Work required:
Among the entries below, please show each line that carries the word "Voute".

Web page and app entries:

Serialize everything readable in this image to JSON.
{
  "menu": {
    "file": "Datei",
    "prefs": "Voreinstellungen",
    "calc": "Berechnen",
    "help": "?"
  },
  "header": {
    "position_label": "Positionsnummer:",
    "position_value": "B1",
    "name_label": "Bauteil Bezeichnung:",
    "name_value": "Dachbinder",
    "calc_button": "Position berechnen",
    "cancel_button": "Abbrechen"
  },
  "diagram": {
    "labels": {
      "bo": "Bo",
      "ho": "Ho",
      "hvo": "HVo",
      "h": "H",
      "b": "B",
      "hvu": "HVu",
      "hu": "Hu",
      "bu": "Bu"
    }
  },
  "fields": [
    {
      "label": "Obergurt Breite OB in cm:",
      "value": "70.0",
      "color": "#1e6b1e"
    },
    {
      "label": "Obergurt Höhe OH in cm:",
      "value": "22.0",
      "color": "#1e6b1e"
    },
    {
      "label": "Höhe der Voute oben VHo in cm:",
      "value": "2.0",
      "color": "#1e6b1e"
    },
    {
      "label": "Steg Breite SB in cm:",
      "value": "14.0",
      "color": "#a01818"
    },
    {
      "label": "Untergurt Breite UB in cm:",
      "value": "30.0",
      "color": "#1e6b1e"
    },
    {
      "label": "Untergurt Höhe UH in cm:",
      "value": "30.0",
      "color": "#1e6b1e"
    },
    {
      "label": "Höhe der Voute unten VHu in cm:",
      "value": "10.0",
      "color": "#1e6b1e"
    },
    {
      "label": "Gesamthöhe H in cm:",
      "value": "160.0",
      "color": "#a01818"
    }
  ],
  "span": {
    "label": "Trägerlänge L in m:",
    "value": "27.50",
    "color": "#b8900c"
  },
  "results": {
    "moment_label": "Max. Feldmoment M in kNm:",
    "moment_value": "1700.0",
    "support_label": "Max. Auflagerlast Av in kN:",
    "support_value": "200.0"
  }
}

Reply to the exercise:
      "label": "Höhe der Voute oben VHo in cm:",
      "label": "Höhe der Voute unten VHu in cm:",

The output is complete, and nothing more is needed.